How we define and identify responsible AI enabling companies.

There are a lot of companies out there that profit on the buzzword "responsible." We make sure they don't make it into EAIDB.

Our verification process follows a set of very simple, very transparent rules. Even when there are exceptions, when we make them we try to be as clear as possible on the reasons why.

Verification Procedure

  1. There are a couple of pre-requisites that we impose to maintain the consistency of the database.
    • Founded post-2015. We focus on early-stage companies because this is where direct innovation happens. The cutting-edge isn't seen in larger companies until years after it emerges. As a whole, this industry isn't much older than 2015 anyway. There are a few exceptions in EAIDB, but these are primarily because they are relatively quiet companies that are still early in their product/service journey despite being founded so long ago.
    • Series C or younger. For the same reasoning as above, matured companies are still considered in reports and analysis, but just aren't within scope to consider "cutting-edge."
    • The company's main line of business must fit within what we define as "responsible-enabling." See below for a more in-depth description of what this means.
    • Active. We don't consider companies, open source repositories, or firms that have not provided an update on social media, blogs, etc. within the last year.
  2. We look for evidence of "responsible-enabling." When a company is found (either through their own submission or when we find them), the first resource we look at is their website.

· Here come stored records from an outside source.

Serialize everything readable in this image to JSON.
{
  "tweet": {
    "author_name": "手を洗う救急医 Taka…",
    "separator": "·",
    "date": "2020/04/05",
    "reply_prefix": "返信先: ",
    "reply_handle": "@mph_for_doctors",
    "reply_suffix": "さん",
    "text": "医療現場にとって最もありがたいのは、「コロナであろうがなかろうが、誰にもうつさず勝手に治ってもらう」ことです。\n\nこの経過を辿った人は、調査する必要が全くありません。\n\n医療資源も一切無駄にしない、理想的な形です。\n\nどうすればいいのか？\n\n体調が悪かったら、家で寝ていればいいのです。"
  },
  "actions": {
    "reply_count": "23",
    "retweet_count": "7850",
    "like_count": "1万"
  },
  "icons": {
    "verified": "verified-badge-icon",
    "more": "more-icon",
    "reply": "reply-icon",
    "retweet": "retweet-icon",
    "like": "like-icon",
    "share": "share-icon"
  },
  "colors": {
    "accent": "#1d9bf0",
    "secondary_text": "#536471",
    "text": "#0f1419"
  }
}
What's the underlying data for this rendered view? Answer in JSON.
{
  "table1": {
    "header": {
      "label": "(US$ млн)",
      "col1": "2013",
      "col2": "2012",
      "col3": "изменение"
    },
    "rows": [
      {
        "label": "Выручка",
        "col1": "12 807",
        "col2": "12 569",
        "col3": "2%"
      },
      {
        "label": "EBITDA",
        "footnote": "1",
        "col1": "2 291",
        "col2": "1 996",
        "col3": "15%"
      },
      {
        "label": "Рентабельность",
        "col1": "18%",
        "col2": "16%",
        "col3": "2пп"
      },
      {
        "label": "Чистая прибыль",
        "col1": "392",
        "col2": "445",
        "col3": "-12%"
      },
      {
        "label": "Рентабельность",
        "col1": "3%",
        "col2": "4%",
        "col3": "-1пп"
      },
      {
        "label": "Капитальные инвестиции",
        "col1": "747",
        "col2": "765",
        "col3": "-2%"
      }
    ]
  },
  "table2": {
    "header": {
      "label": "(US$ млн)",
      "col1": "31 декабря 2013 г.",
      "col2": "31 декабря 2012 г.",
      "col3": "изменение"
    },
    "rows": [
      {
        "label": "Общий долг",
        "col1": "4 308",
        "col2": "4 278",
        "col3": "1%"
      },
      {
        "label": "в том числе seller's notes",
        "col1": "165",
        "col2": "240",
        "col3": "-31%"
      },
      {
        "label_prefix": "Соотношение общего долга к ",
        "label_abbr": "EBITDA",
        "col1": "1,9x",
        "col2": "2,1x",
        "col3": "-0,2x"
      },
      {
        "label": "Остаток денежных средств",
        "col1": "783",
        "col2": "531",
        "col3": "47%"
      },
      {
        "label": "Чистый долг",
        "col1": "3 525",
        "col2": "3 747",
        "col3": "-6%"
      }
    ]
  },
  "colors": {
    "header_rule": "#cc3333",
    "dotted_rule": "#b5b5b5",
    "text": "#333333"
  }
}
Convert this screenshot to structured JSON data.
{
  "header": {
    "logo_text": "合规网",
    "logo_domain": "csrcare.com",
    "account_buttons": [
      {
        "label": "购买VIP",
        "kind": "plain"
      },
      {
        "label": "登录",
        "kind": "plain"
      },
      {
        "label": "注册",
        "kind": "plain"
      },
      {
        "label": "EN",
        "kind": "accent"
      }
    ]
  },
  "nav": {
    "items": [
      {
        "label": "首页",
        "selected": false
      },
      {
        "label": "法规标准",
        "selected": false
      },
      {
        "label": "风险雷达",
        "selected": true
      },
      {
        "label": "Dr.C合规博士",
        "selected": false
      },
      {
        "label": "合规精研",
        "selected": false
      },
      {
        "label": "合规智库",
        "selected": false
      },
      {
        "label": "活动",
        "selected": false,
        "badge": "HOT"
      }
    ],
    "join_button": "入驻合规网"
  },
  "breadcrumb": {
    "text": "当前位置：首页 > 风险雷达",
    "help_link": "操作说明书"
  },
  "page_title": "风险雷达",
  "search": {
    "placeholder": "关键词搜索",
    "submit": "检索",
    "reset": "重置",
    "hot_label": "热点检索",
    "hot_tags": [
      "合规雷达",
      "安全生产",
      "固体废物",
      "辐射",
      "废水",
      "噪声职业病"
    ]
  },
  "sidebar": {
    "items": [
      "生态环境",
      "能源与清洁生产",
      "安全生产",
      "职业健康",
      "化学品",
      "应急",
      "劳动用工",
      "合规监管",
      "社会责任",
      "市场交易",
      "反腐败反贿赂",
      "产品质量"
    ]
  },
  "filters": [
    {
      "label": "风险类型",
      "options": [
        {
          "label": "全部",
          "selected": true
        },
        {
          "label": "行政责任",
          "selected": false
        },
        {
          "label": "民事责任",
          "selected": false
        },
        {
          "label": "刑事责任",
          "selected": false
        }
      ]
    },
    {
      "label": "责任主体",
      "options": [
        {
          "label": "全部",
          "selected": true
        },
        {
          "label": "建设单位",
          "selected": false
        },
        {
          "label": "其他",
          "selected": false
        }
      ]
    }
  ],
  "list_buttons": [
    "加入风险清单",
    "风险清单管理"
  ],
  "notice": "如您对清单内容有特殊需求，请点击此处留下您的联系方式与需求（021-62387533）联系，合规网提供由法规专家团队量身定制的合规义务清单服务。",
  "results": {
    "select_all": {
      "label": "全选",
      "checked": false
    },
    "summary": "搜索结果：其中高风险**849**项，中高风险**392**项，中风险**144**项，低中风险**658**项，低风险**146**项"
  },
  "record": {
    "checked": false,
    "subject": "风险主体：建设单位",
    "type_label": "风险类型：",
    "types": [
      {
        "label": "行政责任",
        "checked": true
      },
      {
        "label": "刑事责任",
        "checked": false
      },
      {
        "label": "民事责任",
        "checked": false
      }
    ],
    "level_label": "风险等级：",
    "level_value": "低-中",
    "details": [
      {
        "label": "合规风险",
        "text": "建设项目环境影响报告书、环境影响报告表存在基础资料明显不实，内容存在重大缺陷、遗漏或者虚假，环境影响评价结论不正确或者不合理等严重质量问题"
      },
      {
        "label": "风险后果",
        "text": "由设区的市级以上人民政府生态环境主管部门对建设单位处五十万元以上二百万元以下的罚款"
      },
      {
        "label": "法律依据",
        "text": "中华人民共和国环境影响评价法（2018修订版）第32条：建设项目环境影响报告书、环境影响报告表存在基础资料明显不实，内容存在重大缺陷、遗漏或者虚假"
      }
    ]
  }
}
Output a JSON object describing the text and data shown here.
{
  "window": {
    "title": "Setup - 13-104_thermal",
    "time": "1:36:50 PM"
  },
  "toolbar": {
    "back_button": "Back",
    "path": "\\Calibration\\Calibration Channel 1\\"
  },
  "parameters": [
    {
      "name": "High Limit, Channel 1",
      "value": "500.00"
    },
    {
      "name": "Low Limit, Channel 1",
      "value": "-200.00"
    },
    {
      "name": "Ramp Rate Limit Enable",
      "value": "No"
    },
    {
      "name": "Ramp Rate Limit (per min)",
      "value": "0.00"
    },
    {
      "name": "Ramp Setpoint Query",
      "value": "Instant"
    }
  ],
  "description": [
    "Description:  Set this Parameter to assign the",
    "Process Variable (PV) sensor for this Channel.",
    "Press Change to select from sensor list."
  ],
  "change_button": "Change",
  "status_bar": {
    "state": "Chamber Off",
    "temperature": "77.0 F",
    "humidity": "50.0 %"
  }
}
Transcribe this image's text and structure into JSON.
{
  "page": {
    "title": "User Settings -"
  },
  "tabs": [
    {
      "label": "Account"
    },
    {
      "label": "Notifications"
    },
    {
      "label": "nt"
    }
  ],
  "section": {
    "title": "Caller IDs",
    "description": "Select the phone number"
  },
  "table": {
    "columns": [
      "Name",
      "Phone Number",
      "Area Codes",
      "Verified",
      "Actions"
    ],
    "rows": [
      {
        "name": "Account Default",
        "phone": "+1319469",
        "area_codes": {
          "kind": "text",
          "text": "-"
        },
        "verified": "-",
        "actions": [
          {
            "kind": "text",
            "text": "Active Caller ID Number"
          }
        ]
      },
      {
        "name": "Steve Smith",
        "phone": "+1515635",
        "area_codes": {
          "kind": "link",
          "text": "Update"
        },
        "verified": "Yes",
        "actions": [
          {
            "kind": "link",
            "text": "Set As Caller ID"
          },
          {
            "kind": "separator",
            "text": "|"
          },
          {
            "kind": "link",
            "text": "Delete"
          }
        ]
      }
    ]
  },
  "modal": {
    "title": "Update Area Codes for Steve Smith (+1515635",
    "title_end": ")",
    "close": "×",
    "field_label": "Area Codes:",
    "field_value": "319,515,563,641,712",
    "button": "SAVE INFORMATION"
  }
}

Some signs of "responsible activities" might include the following.
    • Active research teams working on subjects within responsible AI like explainability, fairness, etc.
    • Products or services that look like they directly fit the descriptions of one of our eight categories (outlined below).
    • Corporate social media posts, blogs, etc. that frequently discuss topics in responsible AI enablement.
    • Board of directors and founders' histories and personal social media posts for topics in responsible AI enablement.
    • If we find sufficient evidence of these, we consider the company "indirectly verified." This means we haven't had the chance to see a demo or have a 1:1 conversation, but we're fairly certain the company fits the bill.

  3. We grab time on the founders' calendar and discuss the specifics and technical details (and sometimes get a demo). This is how startups become "directly verified" on EAIDB.
    • We've directly verified about 45% of the full database. We're a small team and we're constantly working to increase this number!

Ecosystem Categories

We've identified eight different categories of responsible AI enabling startups. These are not fixed and are constantly iterating depending on what we see in the marketplace. In the past, we used five categories: Data for AI, Targeted Solutions and Horizontal Tech., MLOps and Monitoring, Consulting, and Open Source.